--- THE PROBLEM ---
Take the entries below and write them out exactly, with each picture removed.

=== SUPPLIED RECORDS ===

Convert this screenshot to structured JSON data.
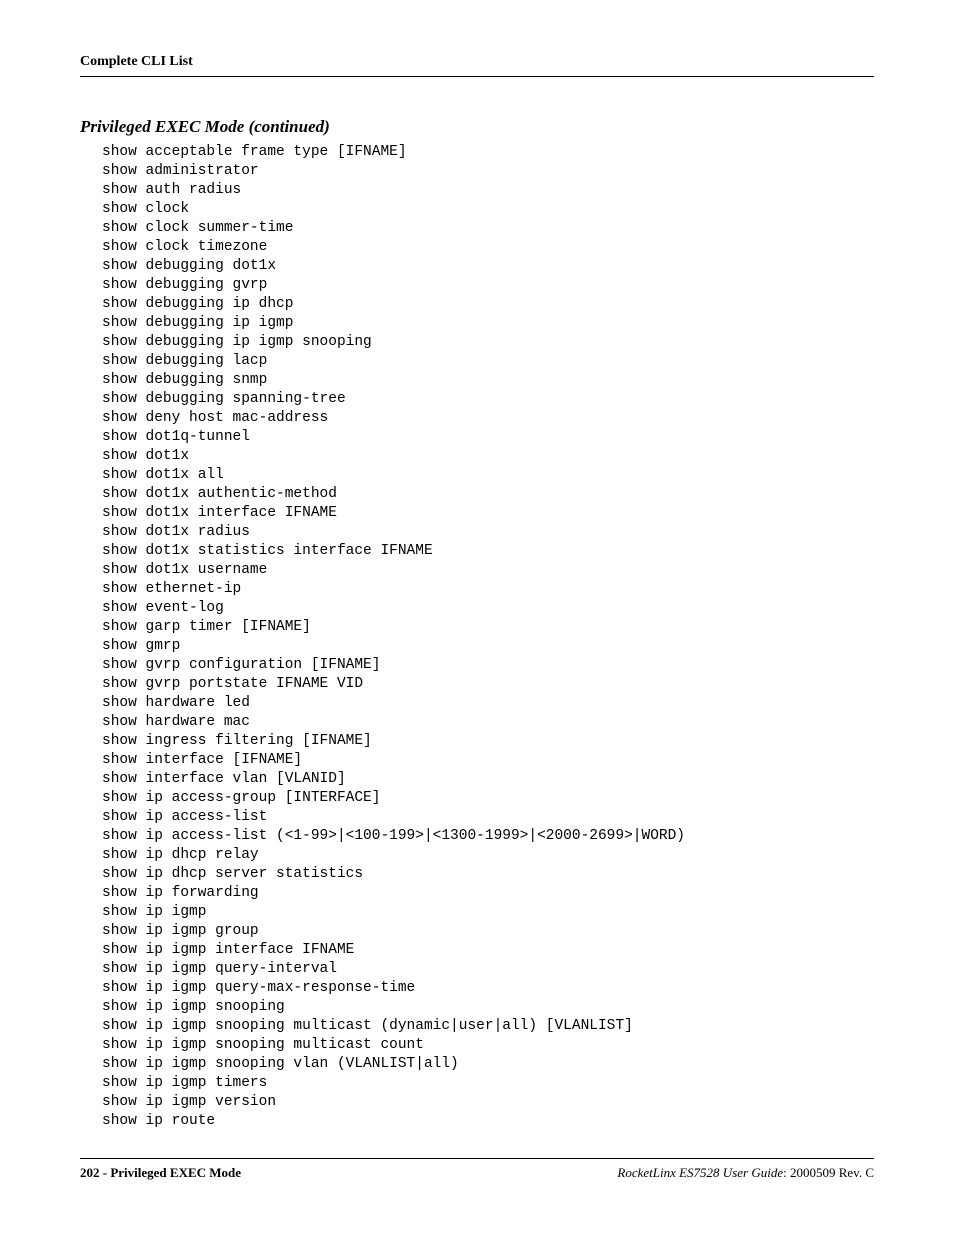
{
  "header": {
    "running_title": "Complete CLI List"
  },
  "section": {
    "title": "Privileged EXEC Mode (continued)"
  },
  "cli": {
    "lines": [
      "show acceptable frame type [IFNAME]",
      "show administrator",
      "show auth radius",
      "show clock",
      "show clock summer-time",
      "show clock timezone",
      "show debugging dot1x",
      "show debugging gvrp",
      "show debugging ip dhcp",
      "show debugging ip igmp",
      "show debugging ip igmp snooping",
      "show debugging lacp",
      "show debugging snmp",
      "show debugging spanning-tree",
      "show deny host mac-address",
      "show dot1q-tunnel",
      "show dot1x",
      "show dot1x all",
      "show dot1x authentic-method",
      "show dot1x interface IFNAME",
      "show dot1x radius",
      "show dot1x statistics interface IFNAME",
      "show dot1x username",
      "show ethernet-ip",
      "show event-log",
      "show garp timer [IFNAME]",
      "show gmrp",
      "show gvrp configuration [IFNAME]",
      "show gvrp portstate IFNAME VID",
      "show hardware led",
      "show hardware mac",
      "show ingress filtering [IFNAME]",
      "show interface [IFNAME]",
      "show interface vlan [VLANID]",
      "show ip access-group [INTERFACE]",
      "show ip access-list",
      "show ip access-list (<1-99>|<100-199>|<1300-1999>|<2000-2699>|WORD)",
      "show ip dhcp relay",
      "show ip dhcp server statistics",
      "show ip forwarding",
      "show ip igmp",
      "show ip igmp group",
      "show ip igmp interface IFNAME",
      "show ip igmp query-interval",
      "show ip igmp query-max-response-time",
      "show ip igmp snooping",
      "show ip igmp snooping multicast (dynamic|user|all) [VLANLIST]",
      "show ip igmp snooping multicast count",
      "show ip igmp snooping vlan (VLANLIST|all)",
      "show ip igmp timers",
      "show ip igmp version",
      "show ip route"
    ]
  },
  "footer": {
    "left": "202 - Privileged EXEC Mode",
    "product": "RocketLinx ES7528  User Guide",
    "rev": ": 2000509 Rev. C"
  }
}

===

--- RESPONSE ---
Convert this screenshot to structured JSON data.
{
  "header": {
    "running_title": "Complete CLI List"
  },
  "section": {
    "title": "Privileged EXEC Mode (continued)"
  },
  "cli": {
    "lines": [
      "show acceptable frame type [IFNAME]",
      "show administrator",
      "show auth radius",
      "show clock",
      "show clock summer-time",
      "show clock timezone",
      "show debugging dot1x",
      "show debugging gvrp",
      "show debugging ip dhcp",
      "show debugging ip igmp",
      "show debugging ip igmp snooping",
      "show debugging lacp",
      "show debugging snmp",
      "show debugging spanning-tree",
      "show deny host mac-address",
      "show dot1q-tunnel",
      "show dot1x",
      "show dot1x all",
      "show dot1x authentic-method",
      "show dot1x interface IFNAME",
      "show dot1x radius",
      "show dot1x statistics interface IFNAME",
      "show dot1x username",
      "show ethernet-ip",
      "show event-log",
      "show garp timer [IFNAME]",
      "show gmrp",
      "show gvrp configuration [IFNAME]",
      "show gvrp portstate IFNAME VID",
      "show hardware led",
      "show hardware mac",
      "show ingress filtering [IFNAME]",
      "show interface [IFNAME]",
      "show interface vlan [VLANID]",
      "show ip access-group [INTERFACE]",
      "show ip access-list",
      "show ip access-list (<1-99>|<100-199>|<1300-1999>|<2000-2699>|WORD)",
      "show ip dhcp relay",
      "show ip dhcp server statistics",
      "show ip forwarding",
      "show ip igmp",
      "show ip igmp group",
      "show ip igmp interface IFNAME",
      "show ip igmp query-interval",
      "show ip igmp query-max-response-time",
      "show ip igmp snooping",
      "show ip igmp snooping multicast (dynamic|user|all) [VLANLIST]",
      "show ip igmp snooping multicast count",
      "show ip igmp snooping vlan (VLANLIST|all)",
      "show ip igmp timers",
      "show ip igmp version",
      "show ip route"
    ]
  },
  "footer": {
    "left": "202 - Privileged EXEC Mode",
    "product": "RocketLinx ES7528  User Guide",
    "rev": ": 2000509 Rev. C"
  }
}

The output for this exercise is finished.